What to work on:
Show every line of the material that follows in which the word "JSON" occurs.

Raw data:
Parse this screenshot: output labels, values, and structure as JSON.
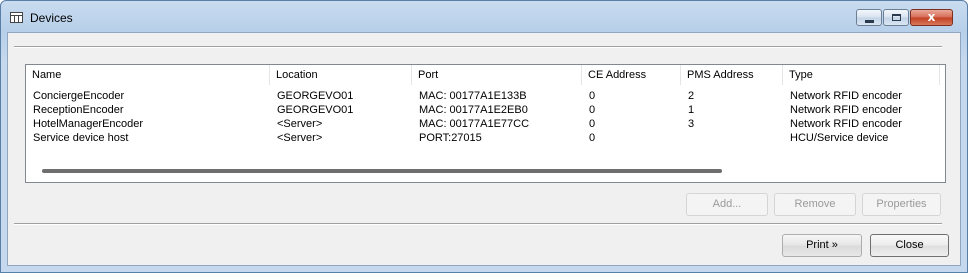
{
  "window": {
    "title": "Devices",
    "icon": "table-grid-icon",
    "caption_buttons": {
      "minimize": "minimize-icon",
      "maximize": "maximize-icon",
      "close": "close-icon",
      "close_glyph": "x"
    }
  },
  "devices_table": {
    "columns": [
      "Name",
      "Location",
      "Port",
      "CE Address",
      "PMS Address",
      "Type"
    ],
    "rows": [
      [
        "ConciergeEncoder",
        "GEORGEVO01",
        "MAC: 00177A1E133B",
        "0",
        "2",
        "Network RFID encoder"
      ],
      [
        "ReceptionEncoder",
        "GEORGEVO01",
        "MAC: 00177A1E2EB0",
        "0",
        "1",
        "Network RFID encoder"
      ],
      [
        "HotelManagerEncoder",
        "<Server>",
        "MAC: 00177A1E77CC",
        "0",
        "3",
        "Network RFID encoder"
      ],
      [
        "Service device host",
        "<Server>",
        "PORT:27015",
        "0",
        "",
        "HCU/Service device"
      ]
    ]
  },
  "actions": {
    "add_label": "Add...",
    "remove_label": "Remove",
    "properties_label": "Properties"
  },
  "footer": {
    "print_label": "Print »",
    "close_label": "Close"
  },
  "colors": {
    "title_bar": "#b7cfe9",
    "close_button": "#c23f22",
    "dialog_bg": "#f0f0f0"
  }
}
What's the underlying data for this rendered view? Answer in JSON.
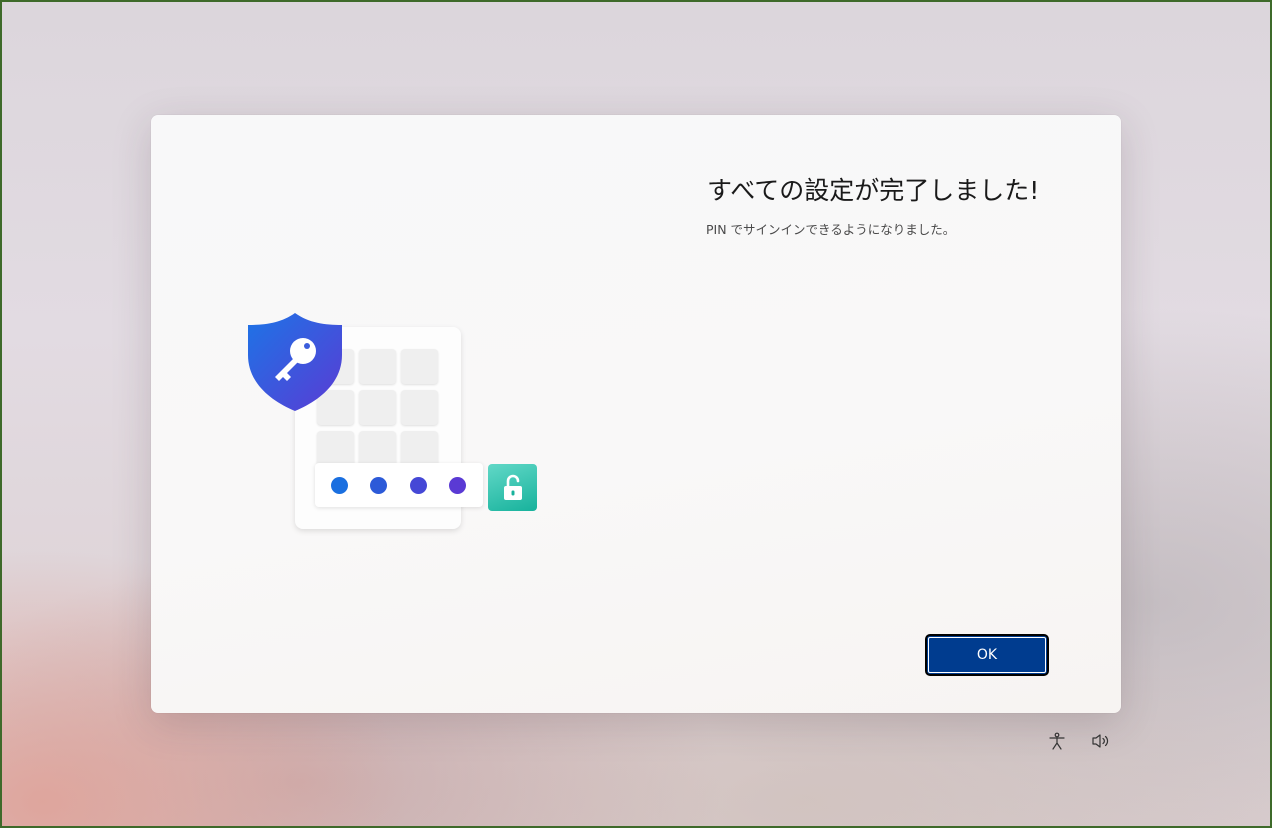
{
  "dialog": {
    "title": "すべての設定が完了しました!",
    "subtitle": "PIN でサインインできるようになりました。",
    "ok_label": "OK"
  },
  "illustration": {
    "shield_icon": "key-shield-icon",
    "lock_icon": "unlocked-padlock-icon",
    "pin_dot_colors": [
      "#1a6fe0",
      "#2c5ad8",
      "#4548d6",
      "#5a3ad4"
    ],
    "lock_tile_color": "#17b29c"
  },
  "tray": {
    "accessibility_icon": "accessibility-icon",
    "volume_icon": "volume-icon"
  },
  "colors": {
    "ok_button": "#003c8f",
    "screen_border": "#3e6a2a"
  }
}
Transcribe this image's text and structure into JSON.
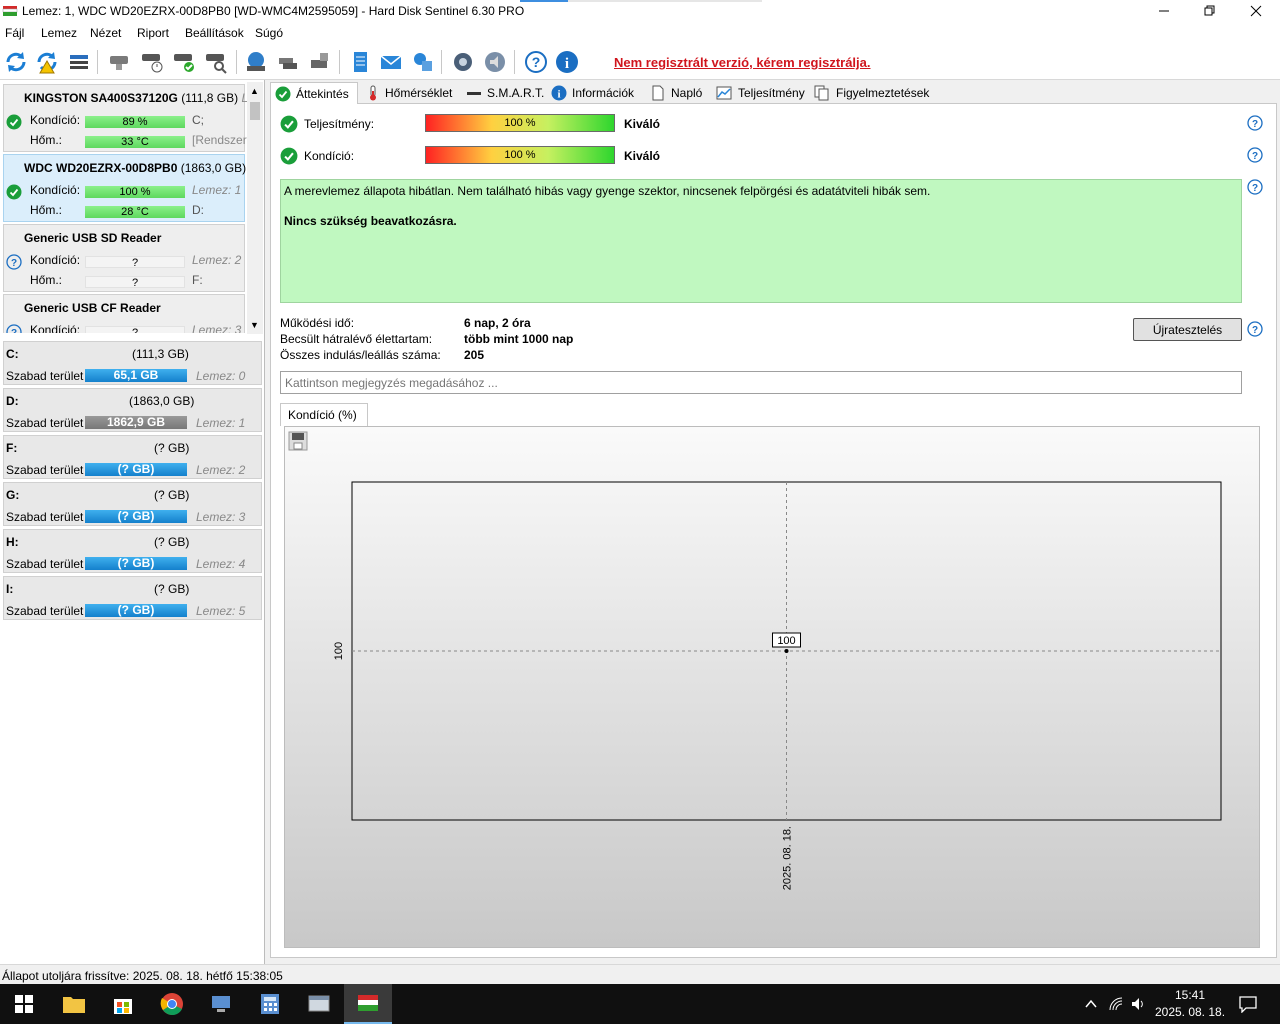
{
  "window": {
    "title": "Lemez: 1, WDC WD20EZRX-00D8PB0 [WD-WMC4M2595059]  -  Hard Disk Sentinel 6.30 PRO"
  },
  "menu": [
    "Fájl",
    "Lemez",
    "Nézet",
    "Riport",
    "Beállítások",
    "Súgó"
  ],
  "toolbar": {
    "unregistered": "Nem regisztrált verzió, kérem regisztrálja."
  },
  "disks": [
    {
      "name": "KINGSTON SA400S37120G",
      "size": "(111,8 GB)",
      "extra": "L",
      "condition_label": "Kondíció:",
      "condition": "89 %",
      "temp_label": "Hőm.:",
      "temp": "33 °C",
      "r1": "C;",
      "r2": "[Rendszer"
    },
    {
      "name": "WDC WD20EZRX-00D8PB0",
      "size": "(1863,0 GB)",
      "condition_label": "Kondíció:",
      "condition": "100 %",
      "temp_label": "Hőm.:",
      "temp": "28 °C",
      "r1": "Lemez: 1",
      "r2": "D:"
    },
    {
      "name": "Generic USB SD Reader",
      "condition_label": "Kondíció:",
      "condition": "?",
      "temp_label": "Hőm.:",
      "temp": "?",
      "r1": "Lemez: 2",
      "r2": "F:"
    },
    {
      "name": "Generic USB CF Reader",
      "condition_label": "Kondíció:",
      "condition": "?",
      "r1": "Lemez: 3"
    }
  ],
  "volumes": [
    {
      "name": "C:",
      "size": "(111,3 GB)",
      "label": "Szabad terület",
      "free": "65,1 GB",
      "disk": "Lemez: 0"
    },
    {
      "name": "D:",
      "size": "(1863,0 GB)",
      "label": "Szabad terület",
      "free": "1862,9 GB",
      "disk": "Lemez: 1"
    },
    {
      "name": "F:",
      "size": "(? GB)",
      "label": "Szabad terület",
      "free": "(? GB)",
      "disk": "Lemez: 2"
    },
    {
      "name": "G:",
      "size": "(? GB)",
      "label": "Szabad terület",
      "free": "(? GB)",
      "disk": "Lemez: 3"
    },
    {
      "name": "H:",
      "size": "(? GB)",
      "label": "Szabad terület",
      "free": "(? GB)",
      "disk": "Lemez: 4"
    },
    {
      "name": "I:",
      "size": "(? GB)",
      "label": "Szabad terület",
      "free": "(? GB)",
      "disk": "Lemez: 5"
    }
  ],
  "tabs": [
    "Áttekintés",
    "Hőmérséklet",
    "S.M.A.R.T.",
    "Információk",
    "Napló",
    "Teljesítmény",
    "Figyelmeztetések"
  ],
  "overview": {
    "performance_label": "Teljesítmény:",
    "performance_value": "100 %",
    "performance_rating": "Kiváló",
    "condition_label": "Kondíció:",
    "condition_value": "100 %",
    "condition_rating": "Kiváló",
    "status_text": "A merevlemez állapota hibátlan. Nem található hibás vagy gyenge szektor, nincsenek felpörgési és adatátviteli hibák sem.",
    "status_action": "Nincs szükség beavatkozásra.",
    "uptime_label": "Működési idő:",
    "uptime_value": "6 nap, 2 óra",
    "life_label": "Becsült hátralévő élettartam:",
    "life_value": "több mint 1000 nap",
    "starts_label": "Összes indulás/leállás száma:",
    "starts_value": "205",
    "retest_button": "Újratesztelés",
    "note_placeholder": "Kattintson megjegyzés megadásához ..."
  },
  "chart_tab": "Kondíció  (%)",
  "chart_data": {
    "type": "line",
    "title": "",
    "xlabel": "",
    "ylabel": "",
    "x": [
      "2025. 08. 18."
    ],
    "series": [
      {
        "values": [
          100
        ]
      }
    ],
    "point_label": "100",
    "ytick": "100",
    "grid": true
  },
  "statusbar": "Állapot utoljára frissítve: 2025. 08. 18. hétfő 15:38:05",
  "taskbar": {
    "time": "15:41",
    "date": "2025. 08. 18."
  }
}
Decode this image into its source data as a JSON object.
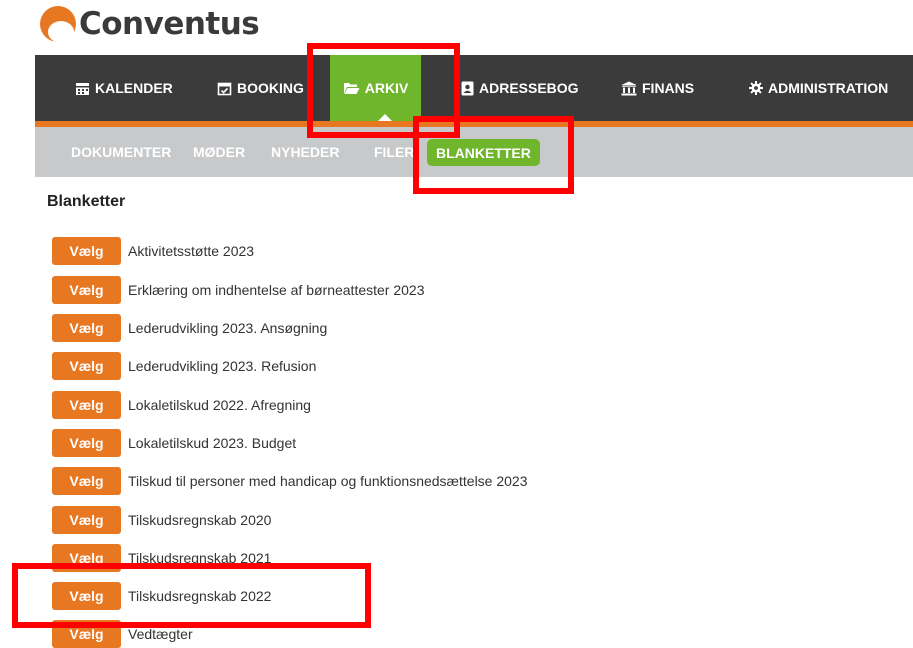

Response box:
Parse this screenshot: output labels, values, and structure as JSON.
What's the underlying data for this rendered view? Answer in JSON.
Transcribe this image's text and structure into JSON.
Decode this image into its source data as a JSON object.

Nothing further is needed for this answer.